Can't write about guns in stories, and can't wear them on t-shirts.

Boy punished for T-shirt with gun image

Mon Mar 10, 1:29 PM ET[/i]

The family of a middle school student who was given detention for wearing a T-shirt bearing the image of a gun has filed a federal freedom of speech lawsuit against the school district.

Donald Miller III, 14, went to Penn Manor High School in December wearing a T-shirt he said was intended to honor his uncle, a U.S. Army soldier fighting in Iraq.

The shirt bears the image of a military sidearm and on the front pocket says "Volunteer Homeland Security." On the back, over another image of the weapon, are the words "Special issue Resident Lifetime License — United States Terrorist Hunting Permit — Permit No. 91101 — Gun Owner — No Bag Limit."

Officials at the Millersville school told him to turn his shirt inside out. When Miller refused, he got two days of detention.

His parents, Donald and Tina Miller of Holtwood, have accused the Penn Manor School District in a lawsuit of violating their son's First Amendment rights with a "vague Orwellian policy" that stifles both patriotism and free speech.

But an attorney for the school district said school must create a safe environment for students in the post-Columbine era, and bringing even the image of a gun to school violates the district's policy.

"There's a much higher level of sensitivity these days," Penn Manor attorney Kevin French said. "But it's based on reality."
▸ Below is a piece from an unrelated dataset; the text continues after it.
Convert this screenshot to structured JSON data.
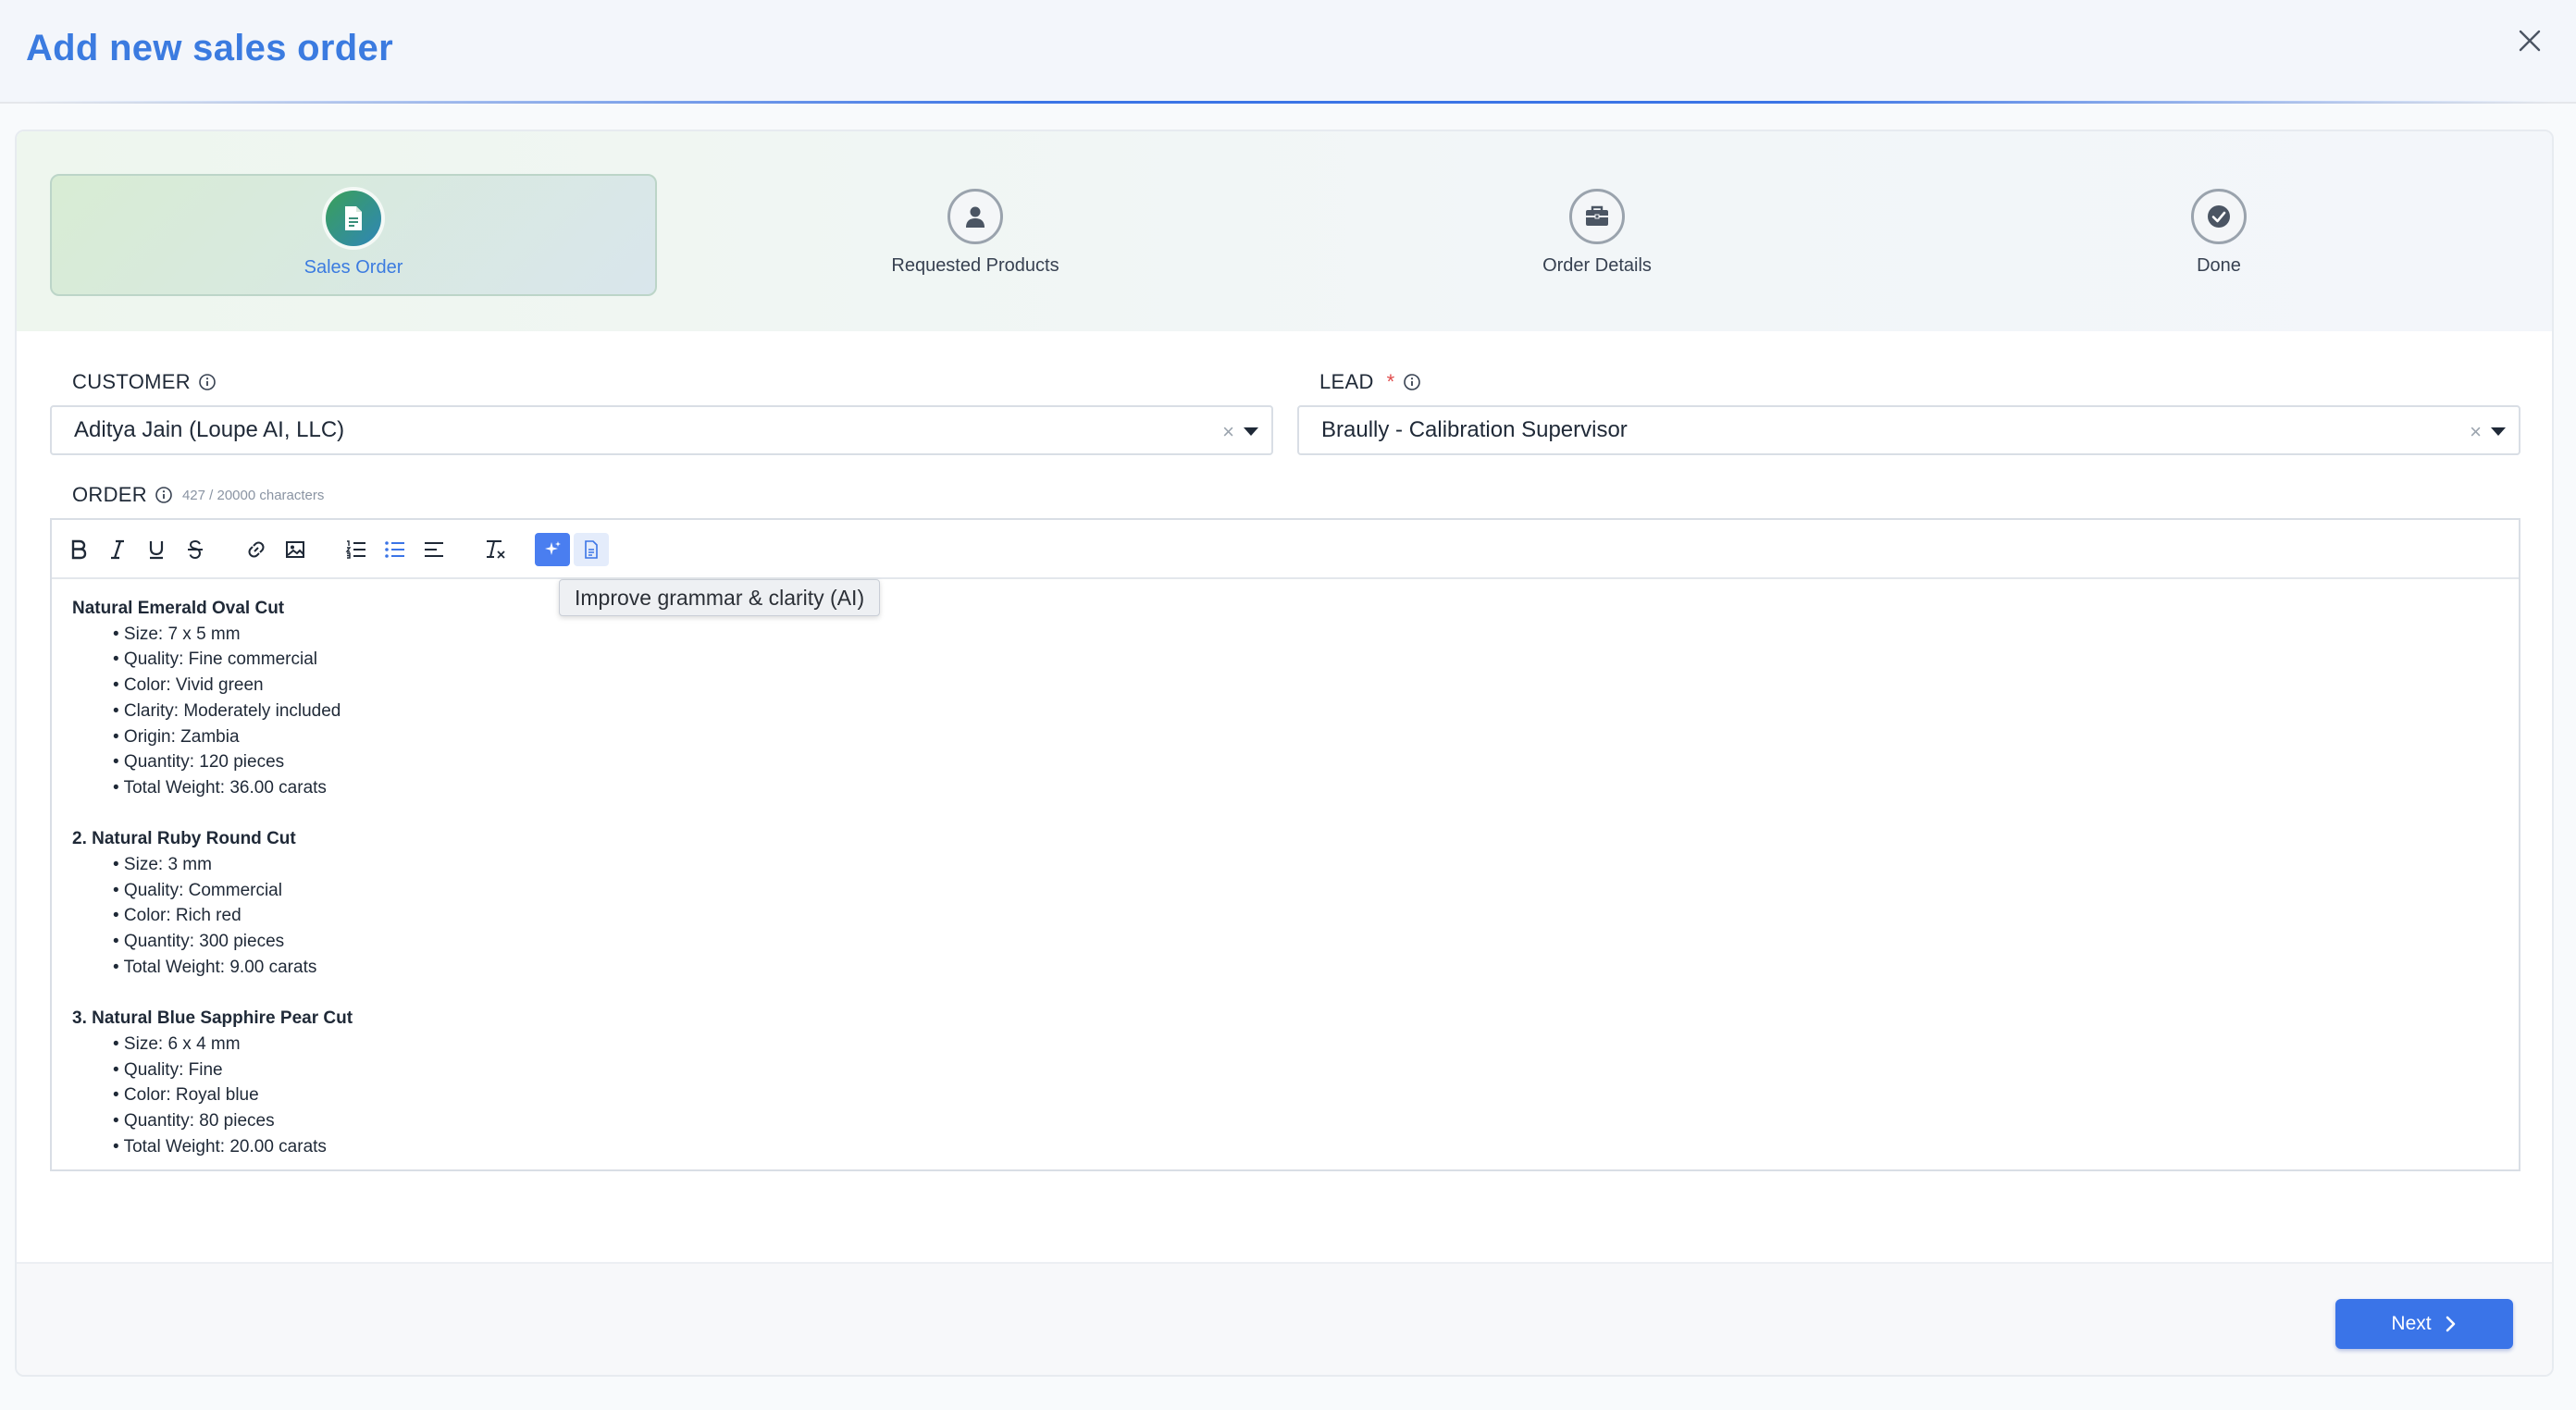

The lawsuit was filed in January. A federal judge will hold a conference on the case March 31.